Search the records for the string "arrow" and copy every line in which it appears.

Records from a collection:
------

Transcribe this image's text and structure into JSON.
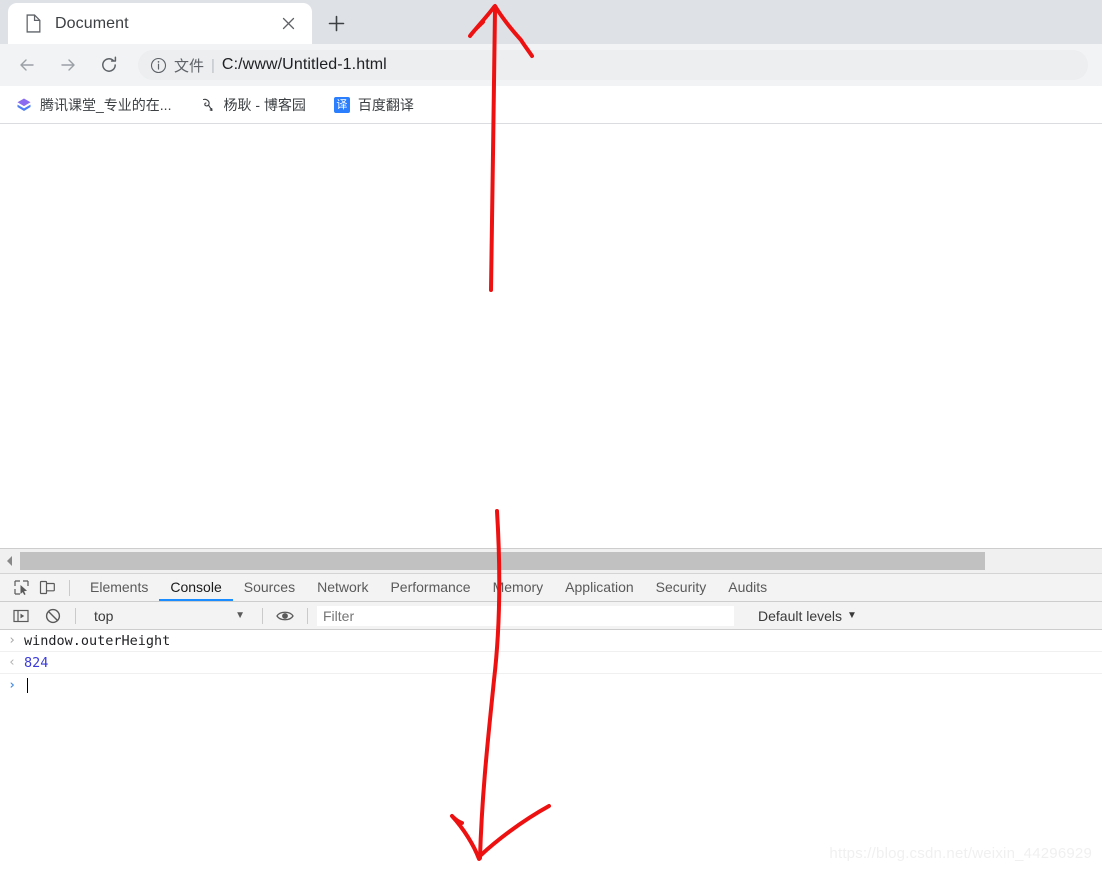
{
  "browser": {
    "tab": {
      "title": "Document",
      "favicon_icon": "document-page-icon",
      "close_icon": "close-icon"
    },
    "new_tab_label": "+",
    "nav": {
      "back_icon": "arrow-left-icon",
      "forward_icon": "arrow-right-icon",
      "reload_icon": "reload-icon"
    },
    "omnibox": {
      "info_icon": "info-circle-icon",
      "scheme_label": "文件",
      "separator": "|",
      "url": "C:/www/Untitled-1.html"
    },
    "bookmarks": [
      {
        "label": "腾讯课堂_专业的在...",
        "icon": "tencent-classroom-icon"
      },
      {
        "label": "杨耿 - 博客园",
        "icon": "cnblogs-icon"
      },
      {
        "label": "百度翻译",
        "icon": "baidu-fanyi-icon",
        "icon_text": "译"
      }
    ]
  },
  "devtools": {
    "scrollbar": {
      "left_arrow_icon": "scroll-left-arrow-icon"
    },
    "toolbar_icons": [
      {
        "name": "inspect-element-icon"
      },
      {
        "name": "device-toolbar-icon"
      }
    ],
    "tabs": [
      {
        "label": "Elements",
        "active": false
      },
      {
        "label": "Console",
        "active": true
      },
      {
        "label": "Sources",
        "active": false
      },
      {
        "label": "Network",
        "active": false
      },
      {
        "label": "Performance",
        "active": false
      },
      {
        "label": "Memory",
        "active": false
      },
      {
        "label": "Application",
        "active": false
      },
      {
        "label": "Security",
        "active": false
      },
      {
        "label": "Audits",
        "active": false
      }
    ],
    "console_toolbar": {
      "sidebar_toggle_icon": "console-sidebar-toggle-icon",
      "clear_icon": "clear-console-icon",
      "context_value": "top",
      "context_caret": "▼",
      "eye_icon": "live-expression-eye-icon",
      "filter_value": "",
      "filter_placeholder": "Filter",
      "levels_label": "Default levels",
      "levels_caret": "▼"
    },
    "console_log": [
      {
        "gutter": "›",
        "type": "input",
        "text": "window.outerHeight"
      },
      {
        "gutter": "‹",
        "type": "output",
        "text": "824"
      },
      {
        "gutter": "›",
        "type": "prompt",
        "text": ""
      }
    ]
  },
  "annotations": {
    "arrow_up_name": "red-arrow-up-annotation",
    "arrow_down_name": "red-arrow-down-annotation",
    "color": "#ee1111"
  },
  "watermark": {
    "text": "https://blog.csdn.net/weixin_44296929"
  }
}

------

- _Response below_:
      "back_icon": "arrow-left-icon",
      "forward_icon": "arrow-right-icon",
      "left_arrow_icon": "scroll-left-arrow-icon"
    "arrow_up_name": "red-arrow-up-annotation",
    "arrow_down_name": "red-arrow-down-annotation",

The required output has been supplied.